There is a huge uproar over a film that was set to be shown next week at the “SpudFest” Film Festival in Idaho. Gilligan’s Island actress Dawn Wells (“Mary Ann”) has been promoting her Film Festival “SpudFest” which is taking place in Victor, Idaho August 3-8. The film in question is a documentary entitled “Burying The Past — Legacy of the Mountain Meadows Massacre.” The film has won 10 awards and has played in over 15 film festivals. “SpudFest” organizers received numerous phone calls from angry Mormon protestors planning to carry signs and picket all three screenings of “Burying The Past” that were scheduled for August 4th, 5th, and 7th. The Mormons also notified festival directors that they were advising all members of the Mormon faith to boycott the entire festival.
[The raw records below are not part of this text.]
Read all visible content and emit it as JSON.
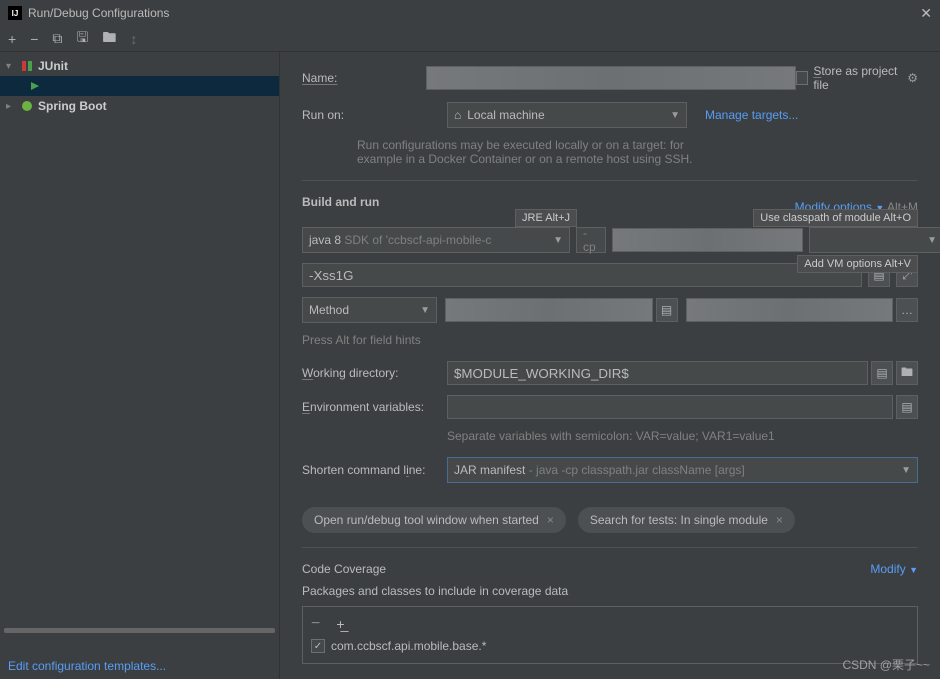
{
  "window": {
    "title": "Run/Debug Configurations"
  },
  "tree": {
    "junit": "JUnit",
    "spring": "Spring Boot"
  },
  "sidebar": {
    "edit_templates": "Edit configuration templates..."
  },
  "form": {
    "name_label": "Name:",
    "store_label": "Store as project file",
    "runon_label": "Run on:",
    "runon_value": "Local machine",
    "manage_targets": "Manage targets...",
    "runon_hint1": "Run configurations may be executed locally or on a target: for",
    "runon_hint2": "example in a Docker Container or on a remote host using SSH.",
    "build_title": "Build and run",
    "modify_options": "Modify options",
    "modify_shortcut": "Alt+M",
    "jre_hint": "JRE Alt+J",
    "classpath_hint": "Use classpath of module Alt+O",
    "vmoptions_hint": "Add VM options Alt+V",
    "java_label": "java 8",
    "java_sdk": "SDK of 'ccbscf-api-mobile-c",
    "cp_value": "-cp",
    "vm_value": "-Xss1G",
    "method_label": "Method",
    "alt_hints": "Press Alt for field hints",
    "workdir_label": "Working directory:",
    "workdir_value": "$MODULE_WORKING_DIR$",
    "env_label": "Environment variables:",
    "env_hint": "Separate variables with semicolon: VAR=value; VAR1=value1",
    "shorten_label": "Shorten command line:",
    "shorten_value": "JAR manifest",
    "shorten_detail": " - java -cp classpath.jar className [args]",
    "chip1": "Open run/debug tool window when started",
    "chip2": "Search for tests: In single module",
    "coverage_title": "Code Coverage",
    "modify_label": "Modify",
    "coverage_sub": "Packages and classes to include in coverage data",
    "cov_pkg": "com.ccbscf.api.mobile.base.*"
  },
  "watermark": "CSDN @栗子~~"
}
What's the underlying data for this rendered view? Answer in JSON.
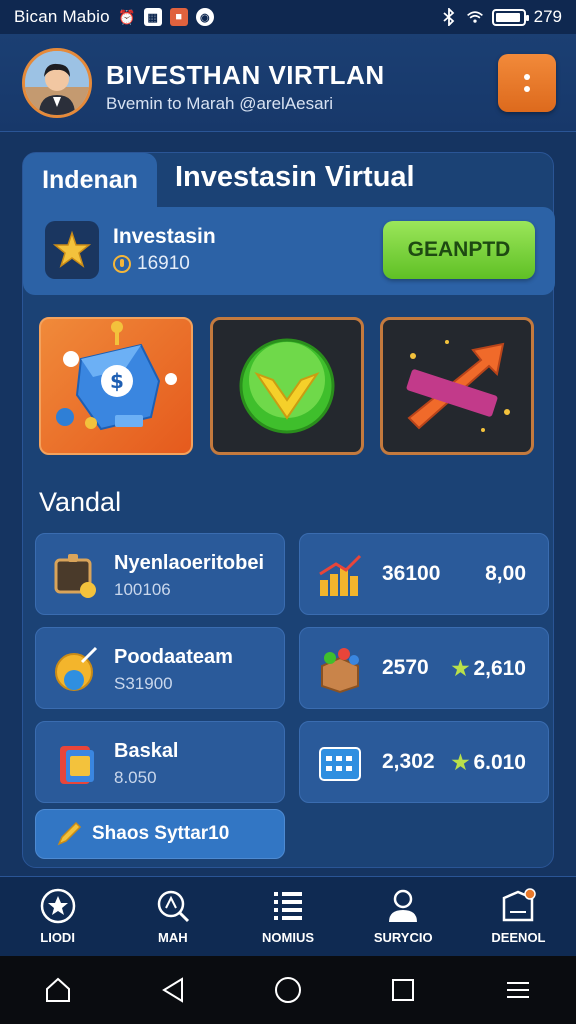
{
  "status_bar": {
    "carrier": "Bican Mabio",
    "time": "279",
    "battery_fraction": 0.95,
    "icons": [
      "alarm-icon",
      "image-icon",
      "app-icon",
      "compass-icon",
      "bluetooth-icon",
      "wifi-icon",
      "battery-icon"
    ]
  },
  "header": {
    "title": "BIVESTHAN VIRTLAN",
    "subtitle": "Bvemin to Marah @arelAesari",
    "menu_icon": "more-vertical-icon"
  },
  "tabs": {
    "active": "Indenan",
    "title": "Investasin Virtual"
  },
  "investment": {
    "label": "Investasin",
    "value": "16910",
    "button": "GEANPTD"
  },
  "section": {
    "title": "Vandal"
  },
  "stats_left": [
    {
      "name": "Nyenlaoeritobei",
      "value": "100106",
      "icon": "tablet-icon"
    },
    {
      "name": "Poodaateam",
      "value": "S31900",
      "icon": "globe-icon"
    },
    {
      "name": "Baskal",
      "value": "8.050",
      "icon": "cards-icon"
    }
  ],
  "stats_right": [
    {
      "a": "36100",
      "b": "8,00",
      "icon": "bar-chart-icon",
      "star": false
    },
    {
      "a": "2570",
      "b": "2,610",
      "icon": "box-icon",
      "star": true
    },
    {
      "a": "2,302",
      "b": "6.010",
      "icon": "calendar-icon",
      "star": true
    }
  ],
  "status_button": {
    "label": "Shaos Syttar10"
  },
  "bottom_nav": [
    {
      "label": "LIODI",
      "icon": "star-icon"
    },
    {
      "label": "MAH",
      "icon": "search-icon"
    },
    {
      "label": "NOMIUS",
      "icon": "list-icon"
    },
    {
      "label": "SURYCIO",
      "icon": "user-icon"
    },
    {
      "label": "DEENOL",
      "icon": "document-icon"
    }
  ],
  "colors": {
    "background": "#153461",
    "accent_orange": "#e8782a",
    "accent_green": "#7ed644"
  }
}
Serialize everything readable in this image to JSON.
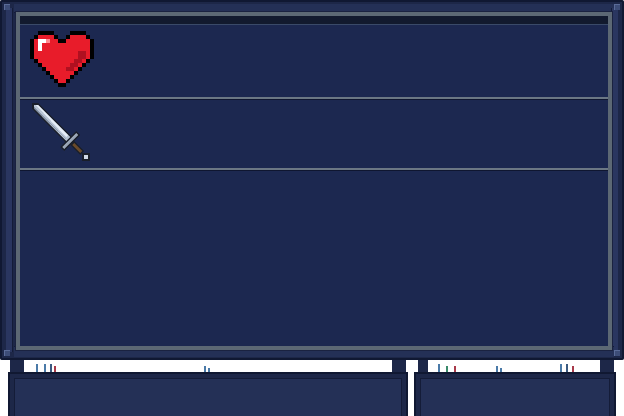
{
  "panel": {
    "rows": [
      {
        "icon": "heart-icon",
        "color": "#e81c2a"
      },
      {
        "icon": "sword-icon",
        "color": "#b8c4d4"
      },
      {
        "icon": "",
        "color": ""
      }
    ]
  },
  "colors": {
    "panel_bg": "#1c2850",
    "frame": "#1d2748",
    "border_steel": "#5c6874",
    "heart_red": "#e81c2a",
    "sword_steel": "#b8c4d4"
  },
  "slots": [
    {
      "name": "slot-left"
    },
    {
      "name": "slot-right"
    }
  ]
}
The protestors are Mormon Church Authorities, Bishops, and Church members who have never even seen the film, but are nonetheless offended.
Burying the Past is known for its careful and even-handed treatment of the Mormons, the Massacre descendents, and the LDS Church; yet it was denounced as pressure was brought to bear to keep the film away from public viewing.
I suggest that the LDS Church and the Mormon people are not compelled in their concerns about September Dawn by any specific content of the movie; rather, it is the topic — the Mountain Meadows Massacre — that they wish would remain unknown.
The readers’ comments on the KSL web site are pretty interesting. Many of them make excuses for the Mormons who murdered the pioneers from Arkansas, and express the idea that the film is produced for no other reason than to persecute the Mormon Church. But one summing-up comment of a different flavor caught my eye:
First the LDS church puts out a press release condemning the content of this film, apparently based solely on its trailer. Now, the flagship television station of church-owned Bonneville Communications makes accusations of plagiarism. Both actions seem like transparent public relations moves….
For those who would like to learn more about the Mountain Meadows Massacre, the September Dawn web site offers several resources. Also, check out an article I wrote a few years ago: “In the Line of Duty: Mountain Meadows.”